Items from an interface collection:
*** Block opens ***

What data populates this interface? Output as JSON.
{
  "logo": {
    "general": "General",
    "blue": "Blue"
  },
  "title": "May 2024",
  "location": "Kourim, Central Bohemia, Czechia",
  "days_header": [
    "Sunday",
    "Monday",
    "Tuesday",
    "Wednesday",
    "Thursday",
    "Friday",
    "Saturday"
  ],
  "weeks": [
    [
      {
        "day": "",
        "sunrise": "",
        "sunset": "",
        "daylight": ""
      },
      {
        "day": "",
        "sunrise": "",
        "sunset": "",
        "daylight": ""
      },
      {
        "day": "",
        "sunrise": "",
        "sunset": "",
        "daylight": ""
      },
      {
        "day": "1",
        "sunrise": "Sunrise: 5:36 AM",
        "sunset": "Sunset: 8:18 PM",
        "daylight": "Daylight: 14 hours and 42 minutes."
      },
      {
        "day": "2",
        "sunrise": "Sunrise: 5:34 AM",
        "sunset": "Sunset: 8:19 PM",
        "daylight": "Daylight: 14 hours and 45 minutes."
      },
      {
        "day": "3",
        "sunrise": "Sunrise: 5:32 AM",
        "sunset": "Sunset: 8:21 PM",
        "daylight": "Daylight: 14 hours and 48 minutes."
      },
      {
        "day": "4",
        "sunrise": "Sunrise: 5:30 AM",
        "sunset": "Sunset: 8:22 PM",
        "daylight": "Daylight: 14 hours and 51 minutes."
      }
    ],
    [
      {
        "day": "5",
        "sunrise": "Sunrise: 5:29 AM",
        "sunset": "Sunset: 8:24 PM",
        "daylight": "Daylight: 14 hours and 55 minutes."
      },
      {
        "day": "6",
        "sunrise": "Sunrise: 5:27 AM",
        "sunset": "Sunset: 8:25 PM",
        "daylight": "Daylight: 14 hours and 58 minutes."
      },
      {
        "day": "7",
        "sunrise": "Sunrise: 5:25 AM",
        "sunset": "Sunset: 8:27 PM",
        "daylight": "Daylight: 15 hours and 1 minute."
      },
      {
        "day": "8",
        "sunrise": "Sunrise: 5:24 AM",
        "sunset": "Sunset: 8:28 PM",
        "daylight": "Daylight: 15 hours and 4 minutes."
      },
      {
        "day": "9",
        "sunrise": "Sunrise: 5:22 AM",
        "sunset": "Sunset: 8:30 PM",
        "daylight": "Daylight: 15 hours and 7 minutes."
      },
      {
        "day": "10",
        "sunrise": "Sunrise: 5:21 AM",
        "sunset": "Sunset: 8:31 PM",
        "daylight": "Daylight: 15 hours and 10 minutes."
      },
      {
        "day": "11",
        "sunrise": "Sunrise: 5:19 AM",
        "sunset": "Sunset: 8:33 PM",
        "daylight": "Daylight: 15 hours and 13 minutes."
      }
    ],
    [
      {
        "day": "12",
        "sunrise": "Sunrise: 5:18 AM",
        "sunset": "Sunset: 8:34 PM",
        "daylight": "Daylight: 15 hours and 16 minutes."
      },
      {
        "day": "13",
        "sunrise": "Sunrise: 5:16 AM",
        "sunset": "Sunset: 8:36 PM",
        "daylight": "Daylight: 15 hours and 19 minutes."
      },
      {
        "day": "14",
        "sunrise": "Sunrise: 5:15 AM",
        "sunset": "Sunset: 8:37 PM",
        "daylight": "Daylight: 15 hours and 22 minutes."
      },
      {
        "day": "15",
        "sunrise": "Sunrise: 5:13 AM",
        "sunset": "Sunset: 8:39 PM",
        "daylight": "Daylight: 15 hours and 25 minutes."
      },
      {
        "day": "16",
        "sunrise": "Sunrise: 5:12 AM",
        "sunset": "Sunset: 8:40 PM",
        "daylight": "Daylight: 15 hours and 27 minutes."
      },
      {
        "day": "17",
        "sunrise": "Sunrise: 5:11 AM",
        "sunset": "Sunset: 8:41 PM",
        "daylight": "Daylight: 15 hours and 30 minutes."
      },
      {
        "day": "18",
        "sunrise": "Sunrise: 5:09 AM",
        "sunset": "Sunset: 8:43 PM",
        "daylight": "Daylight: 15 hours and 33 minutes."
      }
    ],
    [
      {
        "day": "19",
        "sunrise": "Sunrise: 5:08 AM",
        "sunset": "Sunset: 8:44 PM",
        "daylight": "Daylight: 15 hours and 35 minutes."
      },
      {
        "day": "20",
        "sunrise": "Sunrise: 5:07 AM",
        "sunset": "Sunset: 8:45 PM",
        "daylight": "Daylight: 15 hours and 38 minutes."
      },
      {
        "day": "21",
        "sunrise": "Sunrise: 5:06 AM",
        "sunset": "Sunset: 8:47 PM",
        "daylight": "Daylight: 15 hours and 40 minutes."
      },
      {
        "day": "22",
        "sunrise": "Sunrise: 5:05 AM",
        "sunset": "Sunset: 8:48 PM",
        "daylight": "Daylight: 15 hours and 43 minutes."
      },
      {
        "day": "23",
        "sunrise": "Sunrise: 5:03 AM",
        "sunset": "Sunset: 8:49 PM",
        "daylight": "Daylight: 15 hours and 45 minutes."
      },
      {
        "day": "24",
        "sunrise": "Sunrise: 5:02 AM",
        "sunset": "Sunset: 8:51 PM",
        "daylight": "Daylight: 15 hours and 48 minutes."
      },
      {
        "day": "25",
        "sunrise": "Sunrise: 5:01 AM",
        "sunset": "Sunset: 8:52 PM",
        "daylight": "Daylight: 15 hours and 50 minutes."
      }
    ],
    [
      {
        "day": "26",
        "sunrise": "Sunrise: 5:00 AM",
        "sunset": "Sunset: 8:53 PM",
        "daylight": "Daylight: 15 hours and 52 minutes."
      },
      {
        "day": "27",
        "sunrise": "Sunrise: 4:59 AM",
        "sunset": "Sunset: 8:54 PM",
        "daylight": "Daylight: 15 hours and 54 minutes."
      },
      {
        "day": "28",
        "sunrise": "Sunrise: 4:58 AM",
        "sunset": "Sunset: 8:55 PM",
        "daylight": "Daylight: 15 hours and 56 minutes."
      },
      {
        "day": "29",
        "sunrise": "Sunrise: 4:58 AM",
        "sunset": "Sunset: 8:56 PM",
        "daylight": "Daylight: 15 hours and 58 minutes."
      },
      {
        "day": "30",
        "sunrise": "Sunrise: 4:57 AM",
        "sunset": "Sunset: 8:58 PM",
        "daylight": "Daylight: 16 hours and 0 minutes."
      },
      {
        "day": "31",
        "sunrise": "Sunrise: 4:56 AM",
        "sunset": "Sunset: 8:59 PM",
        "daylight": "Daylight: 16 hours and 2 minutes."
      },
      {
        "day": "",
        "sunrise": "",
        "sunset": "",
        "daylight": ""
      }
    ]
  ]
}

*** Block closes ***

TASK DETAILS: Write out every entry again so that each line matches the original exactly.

WRITTEN ANSWER:
What data populates this interface? Output as JSON.
{
  "logo": {
    "general": "General",
    "blue": "Blue"
  },
  "title": "May 2024",
  "location": "Kourim, Central Bohemia, Czechia",
  "days_header": [
    "Sunday",
    "Monday",
    "Tuesday",
    "Wednesday",
    "Thursday",
    "Friday",
    "Saturday"
  ],
  "weeks": [
    [
      {
        "day": "",
        "sunrise": "",
        "sunset": "",
        "daylight": ""
      },
      {
        "day": "",
        "sunrise": "",
        "sunset": "",
        "daylight": ""
      },
      {
        "day": "",
        "sunrise": "",
        "sunset": "",
        "daylight": ""
      },
      {
        "day": "1",
        "sunrise": "Sunrise: 5:36 AM",
        "sunset": "Sunset: 8:18 PM",
        "daylight": "Daylight: 14 hours and 42 minutes."
      },
      {
        "day": "2",
        "sunrise": "Sunrise: 5:34 AM",
        "sunset": "Sunset: 8:19 PM",
        "daylight": "Daylight: 14 hours and 45 minutes."
      },
      {
        "day": "3",
        "sunrise": "Sunrise: 5:32 AM",
        "sunset": "Sunset: 8:21 PM",
        "daylight": "Daylight: 14 hours and 48 minutes."
      },
      {
        "day": "4",
        "sunrise": "Sunrise: 5:30 AM",
        "sunset": "Sunset: 8:22 PM",
        "daylight": "Daylight: 14 hours and 51 minutes."
      }
    ],
    [
      {
        "day": "5",
        "sunrise": "Sunrise: 5:29 AM",
        "sunset": "Sunset: 8:24 PM",
        "daylight": "Daylight: 14 hours and 55 minutes."
      },
      {
        "day": "6",
        "sunrise": "Sunrise: 5:27 AM",
        "sunset": "Sunset: 8:25 PM",
        "daylight": "Daylight: 14 hours and 58 minutes."
      },
      {
        "day": "7",
        "sunrise": "Sunrise: 5:25 AM",
        "sunset": "Sunset: 8:27 PM",
        "daylight": "Daylight: 15 hours and 1 minute."
      },
      {
        "day": "8",
        "sunrise": "Sunrise: 5:24 AM",
        "sunset": "Sunset: 8:28 PM",
        "daylight": "Daylight: 15 hours and 4 minutes."
      },
      {
        "day": "9",
        "sunrise": "Sunrise: 5:22 AM",
        "sunset": "Sunset: 8:30 PM",
        "daylight": "Daylight: 15 hours and 7 minutes."
      },
      {
        "day": "10",
        "sunrise": "Sunrise: 5:21 AM",
        "sunset": "Sunset: 8:31 PM",
        "daylight": "Daylight: 15 hours and 10 minutes."
      },
      {
        "day": "11",
        "sunrise": "Sunrise: 5:19 AM",
        "sunset": "Sunset: 8:33 PM",
        "daylight": "Daylight: 15 hours and 13 minutes."
      }
    ],
    [
      {
        "day": "12",
        "sunrise": "Sunrise: 5:18 AM",
        "sunset": "Sunset: 8:34 PM",
        "daylight": "Daylight: 15 hours and 16 minutes."
      },
      {
        "day": "13",
        "sunrise": "Sunrise: 5:16 AM",
        "sunset": "Sunset: 8:36 PM",
        "daylight": "Daylight: 15 hours and 19 minutes."
      },
      {
        "day": "14",
        "sunrise": "Sunrise: 5:15 AM",
        "sunset": "Sunset: 8:37 PM",
        "daylight": "Daylight: 15 hours and 22 minutes."
      },
      {
        "day": "15",
        "sunrise": "Sunrise: 5:13 AM",
        "sunset": "Sunset: 8:39 PM",
        "daylight": "Daylight: 15 hours and 25 minutes."
      },
      {
        "day": "16",
        "sunrise": "Sunrise: 5:12 AM",
        "sunset": "Sunset: 8:40 PM",
        "daylight": "Daylight: 15 hours and 27 minutes."
      },
      {
        "day": "17",
        "sunrise": "Sunrise: 5:11 AM",
        "sunset": "Sunset: 8:41 PM",
        "daylight": "Daylight: 15 hours and 30 minutes."
      },
      {
        "day": "18",
        "sunrise": "Sunrise: 5:09 AM",
        "sunset": "Sunset: 8:43 PM",
        "daylight": "Daylight: 15 hours and 33 minutes."
      }
    ],
    [
      {
        "day": "19",
        "sunrise": "Sunrise: 5:08 AM",
        "sunset": "Sunset: 8:44 PM",
        "daylight": "Daylight: 15 hours and 35 minutes."
      },
      {
        "day": "20",
        "sunrise": "Sunrise: 5:07 AM",
        "sunset": "Sunset: 8:45 PM",
        "daylight": "Daylight: 15 hours and 38 minutes."
      },
      {
        "day": "21",
        "sunrise": "Sunrise: 5:06 AM",
        "sunset": "Sunset: 8:47 PM",
        "daylight": "Daylight: 15 hours and 40 minutes."
      },
      {
        "day": "22",
        "sunrise": "Sunrise: 5:05 AM",
        "sunset": "Sunset: 8:48 PM",
        "daylight": "Daylight: 15 hours and 43 minutes."
      },
      {
        "day": "23",
        "sunrise": "Sunrise: 5:03 AM",
        "sunset": "Sunset: 8:49 PM",
        "daylight": "Daylight: 15 hours and 45 minutes."
      },
      {
        "day": "24",
        "sunrise": "Sunrise: 5:02 AM",
        "sunset": "Sunset: 8:51 PM",
        "daylight": "Daylight: 15 hours and 48 minutes."
      },
      {
        "day": "25",
        "sunrise": "Sunrise: 5:01 AM",
        "sunset": "Sunset: 8:52 PM",
        "daylight": "Daylight: 15 hours and 50 minutes."
      }
    ],
    [
      {
        "day": "26",
        "sunrise": "Sunrise: 5:00 AM",
        "sunset": "Sunset: 8:53 PM",
        "daylight": "Daylight: 15 hours and 52 minutes."
      },
      {
        "day": "27",
        "sunrise": "Sunrise: 4:59 AM",
        "sunset": "Sunset: 8:54 PM",
        "daylight": "Daylight: 15 hours and 54 minutes."
      },
      {
        "day": "28",
        "sunrise": "Sunrise: 4:58 AM",
        "sunset": "Sunset: 8:55 PM",
        "daylight": "Daylight: 15 hours and 56 minutes."
      },
      {
        "day": "29",
        "sunrise": "Sunrise: 4:58 AM",
        "sunset": "Sunset: 8:56 PM",
        "daylight": "Daylight: 15 hours and 58 minutes."
      },
      {
        "day": "30",
        "sunrise": "Sunrise: 4:57 AM",
        "sunset": "Sunset: 8:58 PM",
        "daylight": "Daylight: 16 hours and 0 minutes."
      },
      {
        "day": "31",
        "sunrise": "Sunrise: 4:56 AM",
        "sunset": "Sunset: 8:59 PM",
        "daylight": "Daylight: 16 hours and 2 minutes."
      },
      {
        "day": "",
        "sunrise": "",
        "sunset": "",
        "daylight": ""
      }
    ]
  ]
}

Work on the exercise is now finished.